● Data listing
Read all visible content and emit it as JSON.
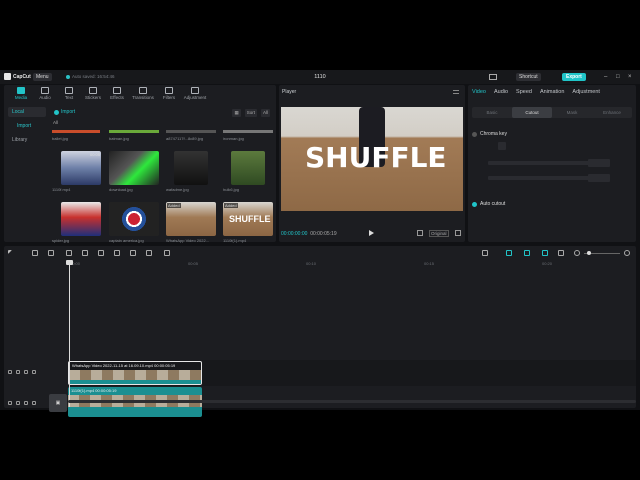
{
  "app": {
    "name": "CapCut",
    "menu_label": "Menu",
    "autosave": "Auto saved: 16:54:46",
    "project_title": "1110",
    "shortcut_label": "Shortcut",
    "export_label": "Export",
    "accent_color": "#20c5c9"
  },
  "toolbar": {
    "items": [
      {
        "label": "Media",
        "icon": "media-icon"
      },
      {
        "label": "Audio",
        "icon": "audio-icon"
      },
      {
        "label": "Text",
        "icon": "text-icon"
      },
      {
        "label": "Stickers",
        "icon": "stickers-icon"
      },
      {
        "label": "Effects",
        "icon": "effects-icon"
      },
      {
        "label": "Transitions",
        "icon": "transitions-icon"
      },
      {
        "label": "Filters",
        "icon": "filters-icon"
      },
      {
        "label": "Adjustment",
        "icon": "adjustment-icon"
      }
    ]
  },
  "media": {
    "sidebar": {
      "local": "Local",
      "import": "Import",
      "library": "Library"
    },
    "import_label": "Import",
    "sort_label": "Sort",
    "all_filter": "All",
    "all_label": "All",
    "items": [
      {
        "name": "1110f.mp4",
        "duration": "00:05",
        "added": ""
      },
      {
        "name": "download.jpg",
        "duration": "",
        "added": ""
      },
      {
        "name": "wafadme.jpg",
        "duration": "",
        "added": ""
      },
      {
        "name": "hulk6.jpg",
        "duration": "",
        "added": ""
      },
      {
        "name": "spider.jpg",
        "duration": "",
        "added": ""
      },
      {
        "name": "captain america.jpg",
        "duration": "",
        "added": ""
      },
      {
        "name": "WhatsApp Video 2022...",
        "duration": "",
        "added": "Added"
      },
      {
        "name": "1110f(1).mp4",
        "duration": "",
        "added": "Added"
      }
    ],
    "top_names": [
      "ballet.jpg",
      "batman.jpg",
      "a8747117f...8c89.jpg",
      "ironman.jpg"
    ]
  },
  "player": {
    "title": "Player",
    "overlay_text": "SHUFFLE",
    "current_time": "00:00:00:00",
    "total_time": "00:00:05:19",
    "original_label": "Original"
  },
  "inspector": {
    "tabs": [
      "Video",
      "Audio",
      "Speed",
      "Animation",
      "Adjustment"
    ],
    "sub_tabs": [
      "Basic",
      "Cutout",
      "Mask",
      "Enhance"
    ],
    "chroma_key": "Chroma key",
    "auto_cutout": "Auto cutout"
  },
  "timeline": {
    "ruler": [
      "00:00",
      "00:05",
      "00:10",
      "00:15",
      "00:20"
    ],
    "clip1_label": "WhatsApp Video 2022-11-15 at 16.09.10.mp4   00:00:05:19",
    "clip2_label": "1110f(1).mp4   00:00:05:19",
    "cover_label": "Cover"
  }
}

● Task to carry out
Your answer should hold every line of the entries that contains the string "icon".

● Result
        "icon": "media-icon"
        "icon": "audio-icon"
        "icon": "text-icon"
        "icon": "stickers-icon"
        "icon": "effects-icon"
        "icon": "transitions-icon"
        "icon": "filters-icon"
        "icon": "adjustment-icon"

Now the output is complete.